Susan represented the tenant at trial in this non-primary residence case. Susan presented thorough evidence to successfully persuade the court that the tenant’s absence from the apartment was “temporary and excusable” on the basis that he was dealing with family matters. Susan successfully defended an appeal by the landlord and the appellate court agreed with Susan’s winning theory, securing a clearer path to victory for tenants who might otherwise be forced to choose between keeping their apartment and taking care of their families. Both the Appellate Term and the Appellate Division affirmed the decision.

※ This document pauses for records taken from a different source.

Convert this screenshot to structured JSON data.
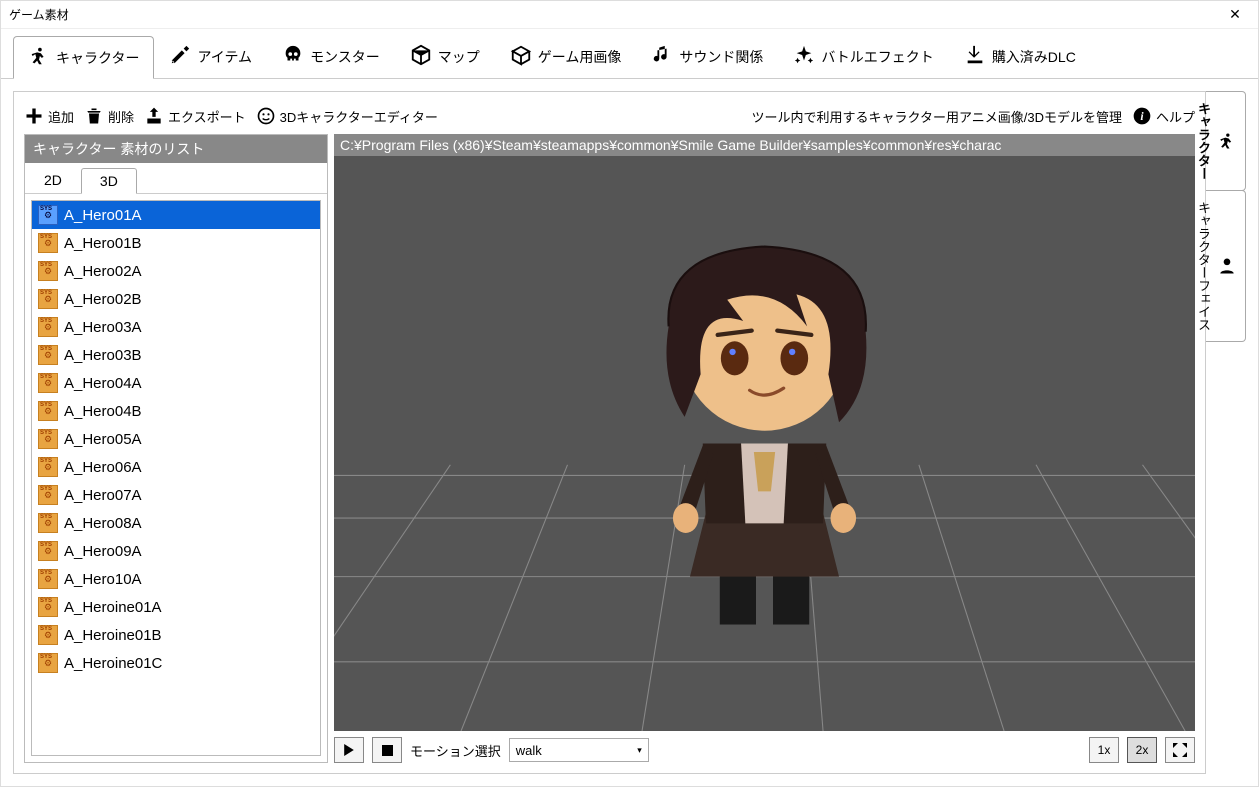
{
  "window": {
    "title": "ゲーム素材"
  },
  "main_tabs": [
    {
      "label": "キャラクター",
      "icon": "person-run",
      "active": true
    },
    {
      "label": "アイテム",
      "icon": "sword",
      "active": false
    },
    {
      "label": "モンスター",
      "icon": "skull",
      "active": false
    },
    {
      "label": "マップ",
      "icon": "cube",
      "active": false
    },
    {
      "label": "ゲーム用画像",
      "icon": "box",
      "active": false
    },
    {
      "label": "サウンド関係",
      "icon": "music",
      "active": false
    },
    {
      "label": "バトルエフェクト",
      "icon": "sparkle",
      "active": false
    },
    {
      "label": "購入済みDLC",
      "icon": "download",
      "active": false
    }
  ],
  "toolbar": {
    "add": "追加",
    "delete": "削除",
    "export": "エクスポート",
    "editor3d": "3Dキャラクターエディター",
    "manage_text": "ツール内で利用するキャラクター用アニメ画像/3Dモデルを管理",
    "help": "ヘルプ"
  },
  "list": {
    "header": "キャラクター 素材のリスト",
    "sub_tabs": [
      {
        "label": "2D",
        "active": false
      },
      {
        "label": "3D",
        "active": true
      }
    ],
    "items": [
      {
        "name": "A_Hero01A",
        "selected": true
      },
      {
        "name": "A_Hero01B"
      },
      {
        "name": "A_Hero02A"
      },
      {
        "name": "A_Hero02B"
      },
      {
        "name": "A_Hero03A"
      },
      {
        "name": "A_Hero03B"
      },
      {
        "name": "A_Hero04A"
      },
      {
        "name": "A_Hero04B"
      },
      {
        "name": "A_Hero05A"
      },
      {
        "name": "A_Hero06A"
      },
      {
        "name": "A_Hero07A"
      },
      {
        "name": "A_Hero08A"
      },
      {
        "name": "A_Hero09A"
      },
      {
        "name": "A_Hero10A"
      },
      {
        "name": "A_Heroine01A"
      },
      {
        "name": "A_Heroine01B"
      },
      {
        "name": "A_Heroine01C"
      }
    ]
  },
  "viewport": {
    "path": "C:¥Program Files (x86)¥Steam¥steamapps¥common¥Smile Game Builder¥samples¥common¥res¥charac"
  },
  "playback": {
    "motion_label": "モーション選択",
    "motion_value": "walk",
    "zoom_1x": "1x",
    "zoom_2x": "2x"
  },
  "right_tabs": [
    {
      "label": "キャラクター",
      "icon": "person-run",
      "active": true
    },
    {
      "label": "キャラクターフェイス",
      "icon": "person",
      "active": false
    }
  ]
}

In this case, the landlord sued a long-time rent stabilized tenant using concocted nuisance claims. After the trial court dismissed the case for insufficient evidence, Susan wrote the winning brief on appeal convincing the appellate court to uphold the trial court’s finding.

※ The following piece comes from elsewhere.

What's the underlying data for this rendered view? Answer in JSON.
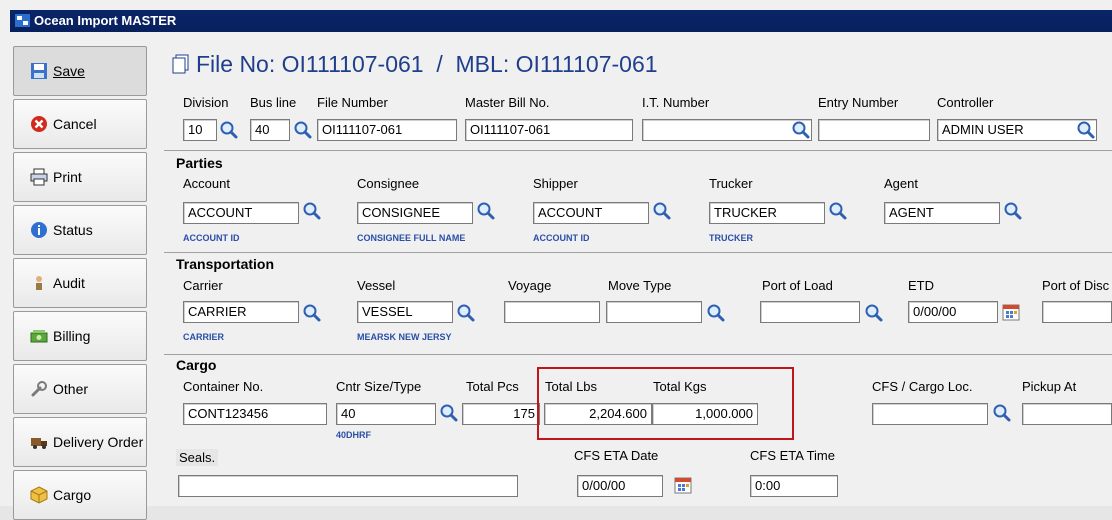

Susan intervened on behalf of the tenant in this appeal by the owner of a building who tried to claim a rent increase based upon a purported $13,750 paint job – “paid in cash”. The court agreed with Susan’s analysis and disallowed the increase.

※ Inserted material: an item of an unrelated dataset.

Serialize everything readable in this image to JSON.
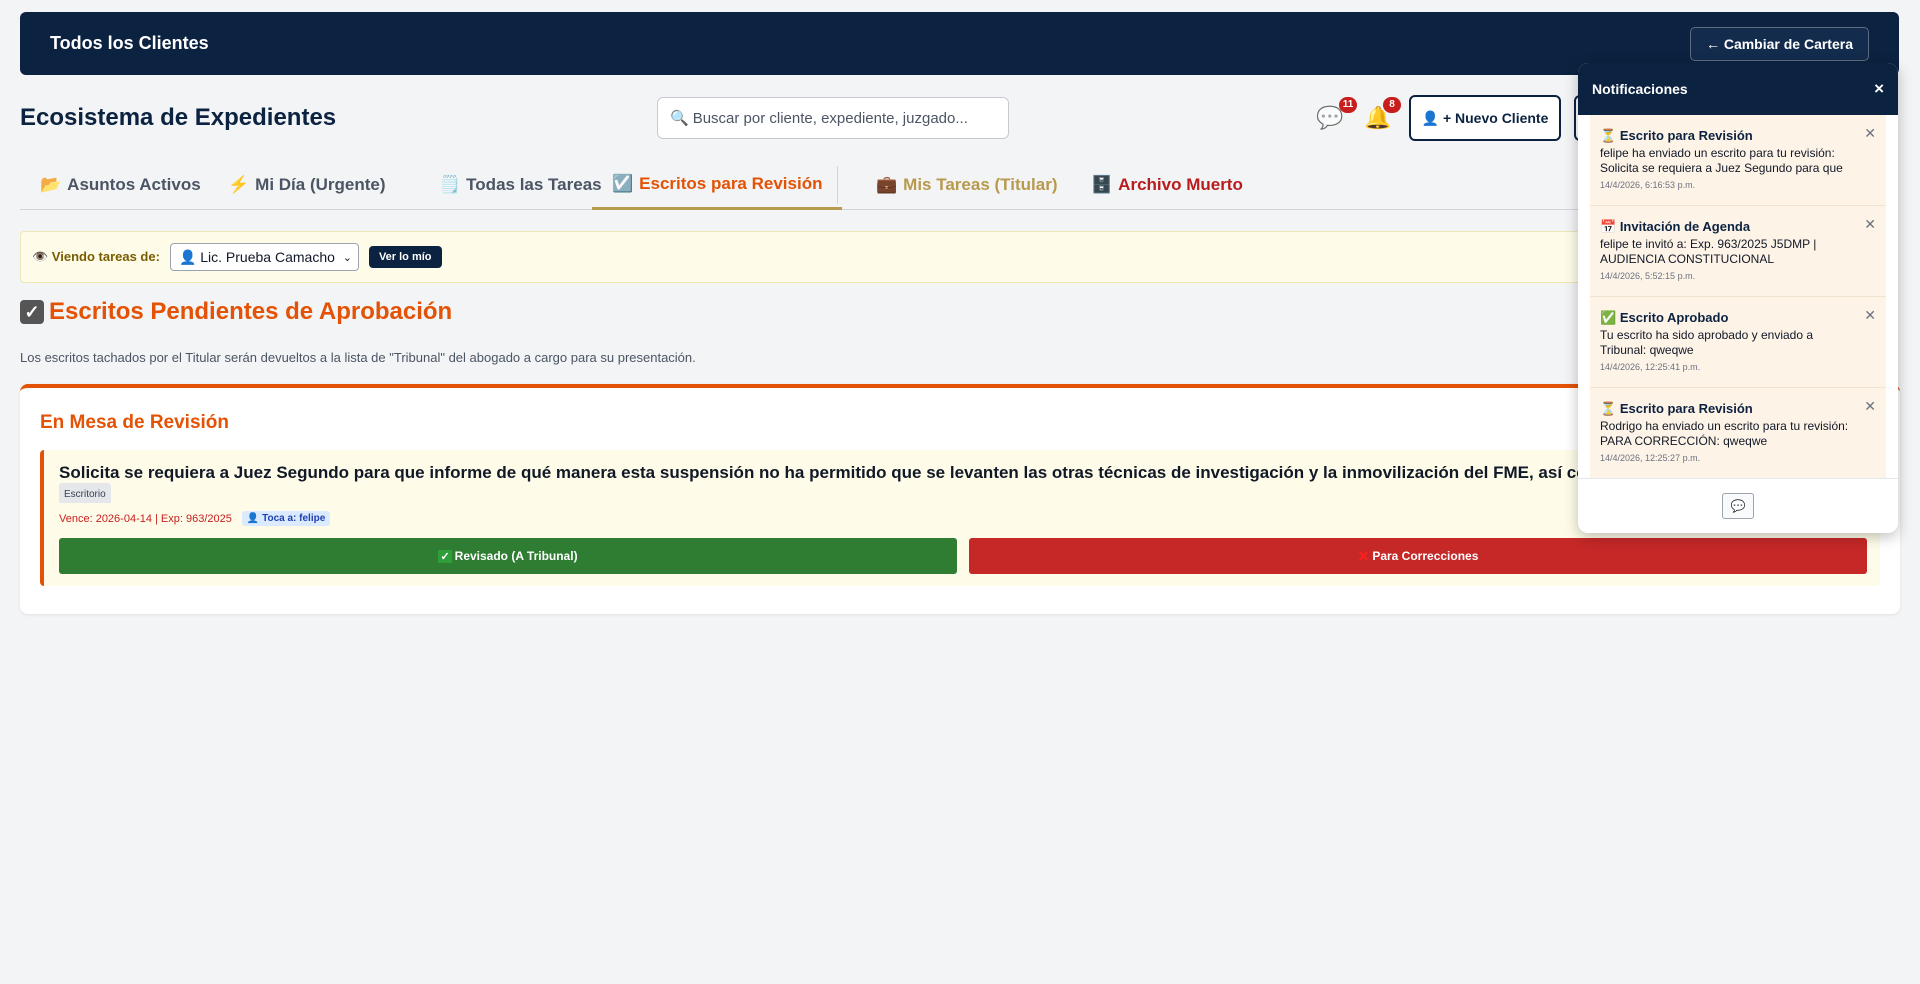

As part of a two-person team, Susan successfully persuaded the Court of Appeals to reject the landlord’s argument that her client’s rent overcharge claim was barred by the statute of limitations. Instead, the Court permitted examination of the entire rental history for the apartment based on the “unrefuted proof of fraud in the record” Susan submitted.
The court granted Susan’s motion for summary judgment on her client’s rent overcharge case based upon extensive proof Susan submitted, including a pattern of wrongdoing by the landlord’s parent company. After this decision, the landlord reduced the rent to $750 per month (from nearly $2,000), completed extensive repairs in the apartment, and paid a lump sum in a confidential amount. The decision is also referenced in this article.
Susan won summary judgment on her client’s rent overcharge claim. Susan’s clients had moved into an apartment they initially thought was not subject to rent regulation. After further investigation, they sued the landlord, won a determination that the apartment was rent stabilized, and got a large rent rollback and lump sum payment.